Dropbox is an online storage site. You get 1 gigabyte of storage space for free and can access your documents from anywhere.
Scrivener is basically an online version of the blackboard writers used to paste their notes all over. I don’t use it (it just doesn’t fit with my writing style) but I’ve heard wonderful things. Warning: it’s for Macs and $45, although there is a free trial and the beta for PCs is out. Buy it at http://www.literatureandlatte.com/scrivener.php.
@Georgia_McBride is amazing. She tweets so much, I think she may have cloned herself. But really, she tweets a lot of useful information, has a helpful blog, and hosts #yalitchat on Wednesdays from 9-10.
Jennifer Laughran better known to tweeters as @literaticat, is a wonderful source of information. Check out her blog for even more.
@ElanaRoth is another tweeter of good info. She’s sharp and straight to the point, the kind of agent we all really need.
Though no longer an agent (alas) @ColleenLindsay has a wealth of information and sometimes still hosts a #askagent chat session. She’s also as funny as hell, so you can’t go wrong with following her.
Another sadly no longer an agent, @nathanbransford still tweets a lot of information.

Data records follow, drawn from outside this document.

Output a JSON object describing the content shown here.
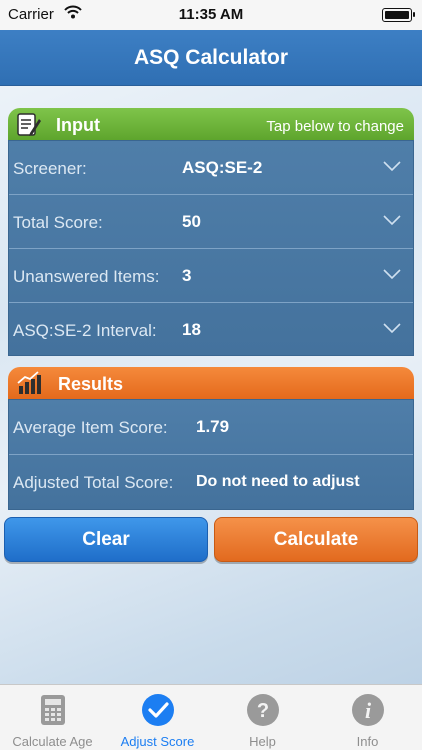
{
  "status_bar": {
    "carrier": "Carrier",
    "time": "11:35 AM"
  },
  "nav": {
    "title": "ASQ Calculator"
  },
  "input_section": {
    "title": "Input",
    "hint": "Tap below to change",
    "rows": [
      {
        "label": "Screener:",
        "value": "ASQ:SE-2"
      },
      {
        "label": "Total Score:",
        "value": "50"
      },
      {
        "label": "Unanswered Items:",
        "value": "3"
      },
      {
        "label": "ASQ:SE-2 Interval:",
        "value": "18"
      }
    ]
  },
  "results_section": {
    "title": "Results",
    "rows": [
      {
        "label": "Average Item Score:",
        "value": "1.79"
      },
      {
        "label": "Adjusted Total Score:",
        "value": "Do not need to adjust"
      }
    ]
  },
  "buttons": {
    "clear": "Clear",
    "calculate": "Calculate"
  },
  "tabs": [
    {
      "label": "Calculate Age",
      "icon": "calculator-icon"
    },
    {
      "label": "Adjust Score",
      "icon": "checkmark-icon",
      "active": true
    },
    {
      "label": "Help",
      "icon": "question-icon"
    },
    {
      "label": "Info",
      "icon": "info-icon"
    }
  ],
  "colors": {
    "nav": "#2f6fb3",
    "input_header": "#5ea52d",
    "results_header": "#e46a1c",
    "row_background": "#4a78a3",
    "clear_button": "#1f6ec9",
    "calculate_button": "#e26a1f",
    "tab_active": "#1c7ef2",
    "tab_inactive": "#8e8e8e"
  }
}
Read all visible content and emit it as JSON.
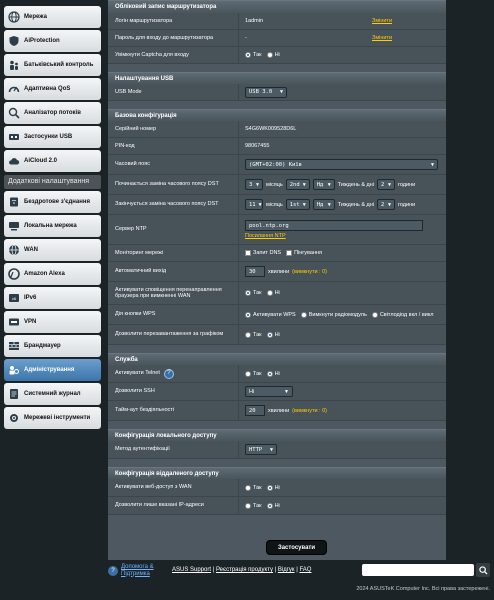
{
  "sidebar": {
    "items_top": [
      {
        "label": "Мережа",
        "icon": "globe-icon"
      },
      {
        "label": "AiProtection",
        "icon": "shield-icon"
      },
      {
        "label": "Батьківський контроль",
        "icon": "family-icon"
      },
      {
        "label": "Адаптивна QoS",
        "icon": "speedometer-icon"
      },
      {
        "label": "Аналізатор потоків",
        "icon": "traffic-analyzer-icon"
      },
      {
        "label": "Застосунки USB",
        "icon": "usb-apps-icon"
      },
      {
        "label": "AiCloud 2.0",
        "icon": "cloud-icon"
      }
    ],
    "section_label": "Додаткові налаштування",
    "items_adv": [
      {
        "label": "Бездротове з'єднання",
        "icon": "wifi-icon"
      },
      {
        "label": "Локальна мережа",
        "icon": "lan-icon"
      },
      {
        "label": "WAN",
        "icon": "wan-globe-icon"
      },
      {
        "label": "Amazon Alexa",
        "icon": "alexa-icon"
      },
      {
        "label": "IPv6",
        "icon": "ipv6-icon"
      },
      {
        "label": "VPN",
        "icon": "vpn-icon"
      },
      {
        "label": "Брандмауер",
        "icon": "firewall-icon"
      },
      {
        "label": "Адміністрування",
        "icon": "admin-icon"
      },
      {
        "label": "Системний журнал",
        "icon": "log-icon"
      },
      {
        "label": "Мережеві інструменти",
        "icon": "tools-icon"
      }
    ]
  },
  "account": {
    "title": "Обліковий запис маршрутизатора",
    "login_label": "Логін маршрутизатора",
    "login_value": "1admin",
    "password_label": "Пароль для входу до маршрутизатора",
    "password_value": "-",
    "change": "Змінити",
    "captcha_label": "Увімкнути Captcha для входу",
    "yes": "Так",
    "no": "Ні"
  },
  "usb": {
    "title": "Налаштування USB",
    "mode_label": "USB Mode",
    "mode_value": "USB 3.0"
  },
  "basic": {
    "title": "Базова конфігурація",
    "serial_label": "Серійний номер",
    "serial_value": "S4G6WK009528D6L",
    "pin_label": "PIN-код",
    "pin_value": "98067455",
    "tz_label": "Часовий пояс",
    "tz_value": "(GMT+02:00) Київ",
    "dst_start_label": "Починається заміна часового поясу DST",
    "dst_start": {
      "a": "3",
      "b": "2nd",
      "c": "Нд",
      "d": "2"
    },
    "dst_end_label": "Закінчується заміна часового поясу DST",
    "dst_end": {
      "a": "11",
      "b": "1st",
      "c": "Нд",
      "d": "2"
    },
    "month": "місяць",
    "week_day": "Тиждень & дні",
    "hour": "години",
    "ntp_label": "Сервер NTP",
    "ntp_value": "pool.ntp.org",
    "ntp_link": "Посилання NTP",
    "monitor_label": "Моніторинг мережі",
    "dns_query": "Запит DNS",
    "ping": "Пінгування",
    "logout_label": "Автоматичний вихід",
    "logout_value": "30",
    "minutes": "хвилини",
    "disable_note": "(вимкнути : 0)",
    "redirect_label": "Активувати сповіщення перенаправлення браузера при вимкненні WAN",
    "wps_label": "Дія кнопки WPS",
    "wps_opt1": "Активувати WPS",
    "wps_opt2": "Вимкнути радіомодуль",
    "wps_opt3": "Світлодіод вкл / викл",
    "reboot_label": "Дозволити перезавантаження за графіком"
  },
  "service": {
    "title": "Служба",
    "telnet_label": "Активувати Telnet",
    "ssh_label": "Дозволити SSH",
    "ssh_value": "Ні",
    "idle_label": "Тайм-аут бездіяльності",
    "idle_value": "20",
    "minutes": "хвилини",
    "disable_note": "(вимкнути : 0)"
  },
  "local": {
    "title": "Конфігурація локального доступу",
    "auth_label": "Метод аутентифікації",
    "auth_value": "HTTP"
  },
  "remote": {
    "title": "Конфігурація віддаленого доступу",
    "web_wan_label": "Активувати веб-доступ з WAN",
    "only_ip_label": "Дозволити лише вказані IP-адреси"
  },
  "apply_label": "Застосувати",
  "footer": {
    "help": "Допомога & Підтримка",
    "links": [
      "ASUS Support",
      "Реєстрація продукту",
      "Відгук",
      "FAQ"
    ],
    "copyright": "2024 ASUSTeK Computer Inc. Всі права застережені."
  }
}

For more, visit his website which has info on writing queries, synopses, proposals, and more great websites for writers.
Agent Jennifer DeChiara who tweets at @4writers. She often invites questions about the publishing industry and promises to answer.
Michelle Wolfson, who tweets at @WolfsonLiterary, always has tips and advice. Follow her so you don’t miss anything!
#askagent and #askyaed are random chats hosted by agents or editors. Your best bet for coming across one is to follow the agents and editors I’ve listed above : ).
#kidlitart(@kidlitart): for children’s book illustrators/authors/professionals. Hosted by @BonnieAdamson and @lyonmartin on Thursdays at 9 p.m. (Eastern Standard Time). Visit site: http://kidlitart.blogspot.com.
#kidlitchat: for readers and anyone involved in the children’s book industry. Hosted by @BonnieAdamson and @gregpincus on Tuesdays at 9~10 p.m. (Eastern Standard Time).
#litchat (@litchat): for readers, writers, and book industry professionals. From 4-5 p.m. (Eastern Standard Time) on Mondays, Wednesdays and Fridays. Visit site: http://litchat.net/
#poetparty: Hashtag for poems or talking with poets/editors. No particular time, but hosted by @32poems.
#poetry: For readers, writers and anyone else. Hosted by @gregpincus on Thursdays at 9-10 p.m. (Eastern Standard Time).
#romancechat: Romance in writing. Hosted by @theworldamongus @ObsidianMiss on Saturdays at 4-5 p.m. (Eastern Standard Time).
#scifichat: Sci-fi in writing. Hosted by @DavidRozansky on Fridays at 2-4 p.m. (Eastern Standard Time).
#scribechat: Here to focus on the changes in the publishing industry. Hosted by @LiaKeyes on Thursdays at 9-10 p.m. (Eastern Standard Time). Site at http://scribechat.com.
#writechat: General writing talk. Hosted by @WritingSpirit on Sundays from 1-4 p.m. (Eastern Standard Time).
#yalitchat: Discussion of YA literature for readers and writers. Hosted by @Georgia_McBride and @LiaKeyes on Wednesdays at 9-10 p.m. (Eastern Standard Time). Site: yalitchat.org
On Writing by Stephen King is supposed to be a wonderful book on the craft, whether you like his books or not.
Several people on Twitter (I don’t know who was first) suggested Anne Lamott’s BIRD BY BIRD
@sarahockler of Twitter also suggested: GIVE ‘EM WHAT THEY WANT: THE RIGHT WAY TO PITCH YOUR NOVEL TO EDITORS AND AGENTS by Blythe Camenson and Marshall J. Cook; and THE SELL YOUR NOVEL TOOL KIT by Elizabeth Lyon
WRITING THE BREAKOUT NOVEL by Donald Maass is supposed to be another great source.
Suggested by @StirlingEditor: Elizabeth Lyon’s MANUSCRIPT MAKEOVER
There are tons more than this, but this took a long time to compile. For more information, I suggest you visit the sites I've listed. If you need it, I'm sure they have it.